In a little over a month, two young men from Central Oregon will join more than 4,000 other athletes at the 2018 Special Olympics USA Games. If the games this year are as successful as the 2014 games in Princeton, New Jersey, were, Zachary Herrmann of Redmond and Micah Webb of Culver are in for a special summer.
The Oregon delegation to the games, which will be held July 1-6 in Seattle, includes 27 athletes, four unified partners (people without disabilities who are paired with disabled athletes in some sports), eight coaches and five staff members. For about a week they’ll eat together, compete together, attend a Seattle Mariners baseball game, celebrate July Fourth with a barbecue and a dance and just generally have a good time. They’ll be housed in a dorm at the University of Washington.
The Special Olympics USA Games are a very big deal, indeed.
All athletes are gold medal winners in their home states. They’ve practiced and competed successfully at home and, in Oregon and no doubt elsewhere, they’ve had a full weekend of training as a group. They’ll join men and women on 51 other teams from around the United States. Oregon’s athletes will travel in style, with a range of brand-new gear, including clothing, supplied largely by Nike.
For Micah Webb, 19, of Culver, this will be his first trip to Seattle. He’s a bowler in the Jefferson County Special Olympics program who has been involved with the program since the third grade. Bowling is a sport he loves, he says, and one he’s been at a long time — since he was 6 or 7 years old. He’s been a Special Olympian nearly that long.
Central Oregon’s other USA athlete is Zach Herrmann, 22, of Redmond, a golfer on the High Desert Special Olympics team. He’s spent the last two years on the golf team and has come to love the sport. Herrmann is a volunteer peer mentor in the Redmond School District’s transition program for students with intellectual disabilities from graduation through their 21st birthdays. Like Webb, he has never been to Seattle.
The USA games are a lot like local Special Olympics programs in many ways. They rely heavily on volunteers — some 10,000 will be involved in Seattle, not including coaches. Some volunteers, medical professionals, will run the games’ wellness program, which provides free health screenings and educational events for athletes. They’ll be the extra hands needed in every sport, and one special group will become “Fans in the Stands” so that no athlete, no matter how far from home, will compete without a cheering section to root for him or her.

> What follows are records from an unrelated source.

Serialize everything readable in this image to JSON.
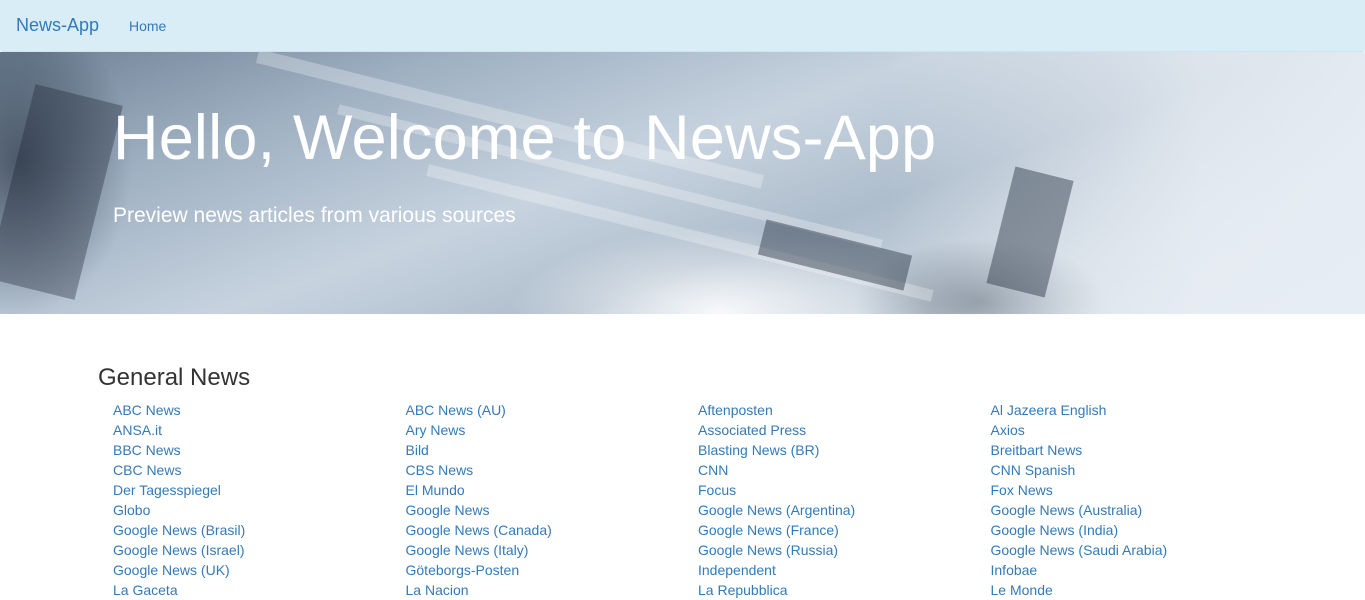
{
  "navbar": {
    "brand": "News-App",
    "home": "Home"
  },
  "hero": {
    "title": "Hello, Welcome to News-App",
    "subtitle": "Preview news articles from various sources"
  },
  "general": {
    "title": "General News",
    "sources": [
      "ABC News",
      "ABC News (AU)",
      "Aftenposten",
      "Al Jazeera English",
      "ANSA.it",
      "Ary News",
      "Associated Press",
      "Axios",
      "BBC News",
      "Bild",
      "Blasting News (BR)",
      "Breitbart News",
      "CBC News",
      "CBS News",
      "CNN",
      "CNN Spanish",
      "Der Tagesspiegel",
      "El Mundo",
      "Focus",
      "Fox News",
      "Globo",
      "Google News",
      "Google News (Argentina)",
      "Google News (Australia)",
      "Google News (Brasil)",
      "Google News (Canada)",
      "Google News (France)",
      "Google News (India)",
      "Google News (Israel)",
      "Google News (Italy)",
      "Google News (Russia)",
      "Google News (Saudi Arabia)",
      "Google News (UK)",
      "Göteborgs-Posten",
      "Independent",
      "Infobae",
      "La Gaceta",
      "La Nacion",
      "La Repubblica",
      "Le Monde"
    ]
  },
  "colors": {
    "navbar_bg": "#d9edf7",
    "link": "#337ab7",
    "text": "#333333"
  }
}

If my own experience with such things is typical, and I think it is, volunteers will get as much from their participation as the athletes will. I am awed, at practice sessions and at competitions, at athletes’ work ethic in the face of, for some, what seem like almost insurmountable challenges.
For now, Oregon team members are raising money for the trip at app.mobilecause.com/vf/SOOR. Special Olympics is not cheap. No athlete ever is asked to buy his or her own equipment, pay for travel to out-of-town events or supply food on such occasions. In addition, the organization provides the same amenities to volunteers, whose numbers also add up. All that means fundraising is critical and must go beyond major efforts like Tip A Cop and the Polar Plunge.
I don’t know how well Micah and Zach will do in Seattle. I do know they’ll take the Special Olympics oath: “Let me win. But if I cannot win let me be brave in the attempt.” I know, too, that they’ll live up to that oath, and they’ll work on being good sports no matter what happens.
And I’m reasonably certain they’ll have the time of their lives. I wish them the best of luck.
— Janet Stevens is deputy editor of The Bulletin. Contact: 541-617-7821, email@example.com